Until now the existing features on Google Earth were mountains, valleys, cities, plains, ice sheets — were built through programming from an elevation of zero up. “We had this arbitrary distinction that if it was below sea level it didn’t count,” recalled John Hanke, the Internet entrepreneur who co-created the progenitor of Google Earth, called Keyhole, and moved to Google when the company bought his company in 2004.
Through new programming and data collection simulated oceans were created as a significant of several upgrade to Google Earthy. Historical Imagery, another feature provides the user with the ability to scroll back through decades of satellite images and watch the spread of suburbia or erosion of coasts. Touring is a feature where you can create narrated, illustrated tours, on land or above and below the sea surface, describing and showing things like a hike or scuba excursion, or even a research cruise on a deep-diving submarine.
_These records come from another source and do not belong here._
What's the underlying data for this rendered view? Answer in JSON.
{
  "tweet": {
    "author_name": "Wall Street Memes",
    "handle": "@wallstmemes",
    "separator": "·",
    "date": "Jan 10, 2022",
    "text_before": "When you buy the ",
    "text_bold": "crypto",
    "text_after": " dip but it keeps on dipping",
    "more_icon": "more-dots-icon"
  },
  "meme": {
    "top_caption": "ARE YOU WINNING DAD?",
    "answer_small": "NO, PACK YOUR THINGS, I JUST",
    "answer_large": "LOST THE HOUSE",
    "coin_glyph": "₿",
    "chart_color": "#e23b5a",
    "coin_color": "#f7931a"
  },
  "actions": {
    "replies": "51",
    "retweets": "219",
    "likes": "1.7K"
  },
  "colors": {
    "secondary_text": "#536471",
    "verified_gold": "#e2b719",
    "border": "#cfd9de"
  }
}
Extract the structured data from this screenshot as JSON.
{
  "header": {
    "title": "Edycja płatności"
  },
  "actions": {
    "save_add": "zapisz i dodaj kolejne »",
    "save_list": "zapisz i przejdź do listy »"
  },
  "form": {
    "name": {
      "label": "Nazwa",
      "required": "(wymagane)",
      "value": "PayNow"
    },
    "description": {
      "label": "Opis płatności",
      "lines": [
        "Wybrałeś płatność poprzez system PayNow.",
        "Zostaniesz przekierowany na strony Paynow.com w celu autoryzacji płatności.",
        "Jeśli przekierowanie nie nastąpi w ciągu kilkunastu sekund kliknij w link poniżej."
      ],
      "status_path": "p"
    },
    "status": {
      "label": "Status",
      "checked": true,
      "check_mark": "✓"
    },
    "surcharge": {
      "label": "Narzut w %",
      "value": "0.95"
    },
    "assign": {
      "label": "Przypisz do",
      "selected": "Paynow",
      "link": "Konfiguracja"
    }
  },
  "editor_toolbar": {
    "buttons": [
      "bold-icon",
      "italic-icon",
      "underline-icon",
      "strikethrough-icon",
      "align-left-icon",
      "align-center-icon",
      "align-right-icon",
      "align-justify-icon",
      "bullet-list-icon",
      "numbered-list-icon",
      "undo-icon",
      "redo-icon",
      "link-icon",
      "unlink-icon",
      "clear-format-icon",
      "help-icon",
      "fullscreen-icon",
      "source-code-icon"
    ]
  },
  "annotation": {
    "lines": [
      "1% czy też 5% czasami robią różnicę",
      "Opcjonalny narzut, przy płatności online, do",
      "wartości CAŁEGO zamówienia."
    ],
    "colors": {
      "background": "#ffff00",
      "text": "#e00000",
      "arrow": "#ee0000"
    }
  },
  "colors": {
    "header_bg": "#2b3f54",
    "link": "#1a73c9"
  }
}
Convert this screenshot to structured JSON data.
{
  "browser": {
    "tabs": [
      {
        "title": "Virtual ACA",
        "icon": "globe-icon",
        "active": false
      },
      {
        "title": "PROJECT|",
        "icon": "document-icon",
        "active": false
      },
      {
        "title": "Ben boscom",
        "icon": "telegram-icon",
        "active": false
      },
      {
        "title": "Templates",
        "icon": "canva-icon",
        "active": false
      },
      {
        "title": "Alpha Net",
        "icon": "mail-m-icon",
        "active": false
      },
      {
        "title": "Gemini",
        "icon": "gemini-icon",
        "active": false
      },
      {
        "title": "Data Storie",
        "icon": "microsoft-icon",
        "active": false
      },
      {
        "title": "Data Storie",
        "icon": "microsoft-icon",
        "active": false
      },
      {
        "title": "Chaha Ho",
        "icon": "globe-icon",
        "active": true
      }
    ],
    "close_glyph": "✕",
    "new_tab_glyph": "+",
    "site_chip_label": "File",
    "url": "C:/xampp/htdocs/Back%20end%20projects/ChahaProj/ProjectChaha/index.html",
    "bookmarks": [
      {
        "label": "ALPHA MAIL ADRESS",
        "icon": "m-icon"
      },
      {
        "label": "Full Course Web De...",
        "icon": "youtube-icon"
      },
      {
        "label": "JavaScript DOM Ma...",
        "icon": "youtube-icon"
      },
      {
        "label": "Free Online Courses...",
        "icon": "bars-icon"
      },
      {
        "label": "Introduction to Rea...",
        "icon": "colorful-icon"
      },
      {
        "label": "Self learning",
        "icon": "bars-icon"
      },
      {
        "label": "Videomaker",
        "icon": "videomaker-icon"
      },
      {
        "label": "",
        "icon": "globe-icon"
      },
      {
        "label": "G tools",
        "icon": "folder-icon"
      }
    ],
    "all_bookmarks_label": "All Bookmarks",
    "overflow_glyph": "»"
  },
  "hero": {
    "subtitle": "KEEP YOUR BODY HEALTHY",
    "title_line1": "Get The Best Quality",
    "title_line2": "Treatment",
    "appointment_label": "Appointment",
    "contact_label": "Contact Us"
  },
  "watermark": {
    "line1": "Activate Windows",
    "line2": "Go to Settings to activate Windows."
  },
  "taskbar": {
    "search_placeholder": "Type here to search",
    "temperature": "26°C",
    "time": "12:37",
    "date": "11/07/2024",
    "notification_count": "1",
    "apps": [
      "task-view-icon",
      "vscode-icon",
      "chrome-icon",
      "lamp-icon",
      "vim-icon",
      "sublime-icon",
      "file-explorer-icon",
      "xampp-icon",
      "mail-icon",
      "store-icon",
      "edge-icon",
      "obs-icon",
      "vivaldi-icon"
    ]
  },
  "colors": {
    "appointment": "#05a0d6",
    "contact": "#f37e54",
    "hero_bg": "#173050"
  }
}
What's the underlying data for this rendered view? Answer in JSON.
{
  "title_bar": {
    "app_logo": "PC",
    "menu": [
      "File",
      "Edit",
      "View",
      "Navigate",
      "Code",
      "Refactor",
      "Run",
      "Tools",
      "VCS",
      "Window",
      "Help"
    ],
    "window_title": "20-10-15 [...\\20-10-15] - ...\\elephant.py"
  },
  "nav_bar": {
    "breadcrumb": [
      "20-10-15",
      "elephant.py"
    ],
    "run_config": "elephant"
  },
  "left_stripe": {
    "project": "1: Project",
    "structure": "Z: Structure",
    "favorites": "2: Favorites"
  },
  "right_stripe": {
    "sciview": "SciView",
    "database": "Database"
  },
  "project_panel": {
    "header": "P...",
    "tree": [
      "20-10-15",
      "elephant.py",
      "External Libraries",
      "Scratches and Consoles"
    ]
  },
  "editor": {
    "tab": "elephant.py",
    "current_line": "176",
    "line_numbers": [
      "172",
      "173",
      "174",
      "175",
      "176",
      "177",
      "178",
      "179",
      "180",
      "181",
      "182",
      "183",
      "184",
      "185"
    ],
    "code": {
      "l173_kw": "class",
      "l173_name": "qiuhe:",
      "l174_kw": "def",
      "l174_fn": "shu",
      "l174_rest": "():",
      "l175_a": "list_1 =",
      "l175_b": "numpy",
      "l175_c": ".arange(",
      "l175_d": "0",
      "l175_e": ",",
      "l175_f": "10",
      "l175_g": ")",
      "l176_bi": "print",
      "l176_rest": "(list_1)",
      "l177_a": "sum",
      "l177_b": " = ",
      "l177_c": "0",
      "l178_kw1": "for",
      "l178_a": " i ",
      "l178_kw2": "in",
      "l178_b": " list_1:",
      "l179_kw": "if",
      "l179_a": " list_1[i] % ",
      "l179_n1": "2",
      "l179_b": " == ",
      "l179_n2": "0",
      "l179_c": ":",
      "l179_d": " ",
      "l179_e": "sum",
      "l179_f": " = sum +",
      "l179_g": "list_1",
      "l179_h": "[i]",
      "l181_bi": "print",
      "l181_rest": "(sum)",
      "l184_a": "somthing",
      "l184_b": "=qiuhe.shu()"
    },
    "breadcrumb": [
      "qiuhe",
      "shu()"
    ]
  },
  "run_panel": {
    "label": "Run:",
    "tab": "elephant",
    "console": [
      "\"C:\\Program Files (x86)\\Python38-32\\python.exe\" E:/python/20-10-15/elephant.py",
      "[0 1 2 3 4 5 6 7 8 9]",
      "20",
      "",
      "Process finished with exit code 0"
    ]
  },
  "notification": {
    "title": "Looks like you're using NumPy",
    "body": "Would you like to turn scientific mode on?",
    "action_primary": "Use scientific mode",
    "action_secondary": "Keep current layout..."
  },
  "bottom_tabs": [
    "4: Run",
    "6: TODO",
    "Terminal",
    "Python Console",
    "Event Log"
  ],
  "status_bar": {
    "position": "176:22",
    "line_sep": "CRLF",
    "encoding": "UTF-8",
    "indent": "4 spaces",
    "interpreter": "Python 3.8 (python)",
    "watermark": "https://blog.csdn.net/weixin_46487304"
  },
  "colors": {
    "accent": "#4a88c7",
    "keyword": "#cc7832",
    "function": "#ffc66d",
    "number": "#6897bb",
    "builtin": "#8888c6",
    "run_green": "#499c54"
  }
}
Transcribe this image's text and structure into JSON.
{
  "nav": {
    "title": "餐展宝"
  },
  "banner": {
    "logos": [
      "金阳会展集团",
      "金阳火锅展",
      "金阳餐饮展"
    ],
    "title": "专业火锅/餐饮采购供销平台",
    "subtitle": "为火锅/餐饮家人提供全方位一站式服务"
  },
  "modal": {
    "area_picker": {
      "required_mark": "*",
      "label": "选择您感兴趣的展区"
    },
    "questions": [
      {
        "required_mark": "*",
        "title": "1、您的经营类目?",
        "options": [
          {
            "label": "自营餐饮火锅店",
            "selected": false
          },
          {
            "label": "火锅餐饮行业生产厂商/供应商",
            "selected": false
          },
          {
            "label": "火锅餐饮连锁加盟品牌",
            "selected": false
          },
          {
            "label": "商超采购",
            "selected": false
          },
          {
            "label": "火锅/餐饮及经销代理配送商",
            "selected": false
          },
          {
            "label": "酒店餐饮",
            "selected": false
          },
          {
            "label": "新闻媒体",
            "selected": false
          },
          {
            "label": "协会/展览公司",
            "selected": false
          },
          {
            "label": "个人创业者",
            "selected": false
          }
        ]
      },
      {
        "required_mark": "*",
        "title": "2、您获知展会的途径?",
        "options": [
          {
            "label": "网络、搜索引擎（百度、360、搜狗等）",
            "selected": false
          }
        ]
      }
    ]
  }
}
Archives of information, called “layers” accessible by 20 buttons, a visitor can read logs of oceanographic expeditions, see old film clips from the heyday of Jacques-Yves Cousteau and check daily Navy maps of sea temperatures. The replicated seas have detailed topography reflecting what is known about the abyss and continental shelves — and rougher areas where little is known. Some of these features convincingly visualize the increasing interplay of humans and the environment, for better and worse, as populations grow and spread.
“It’s a way of raising awareness from thousands to billions overnight,” said Richard W. Spinrad, the N.O.A.A. assistant administrator for research, who served on an advisory panel.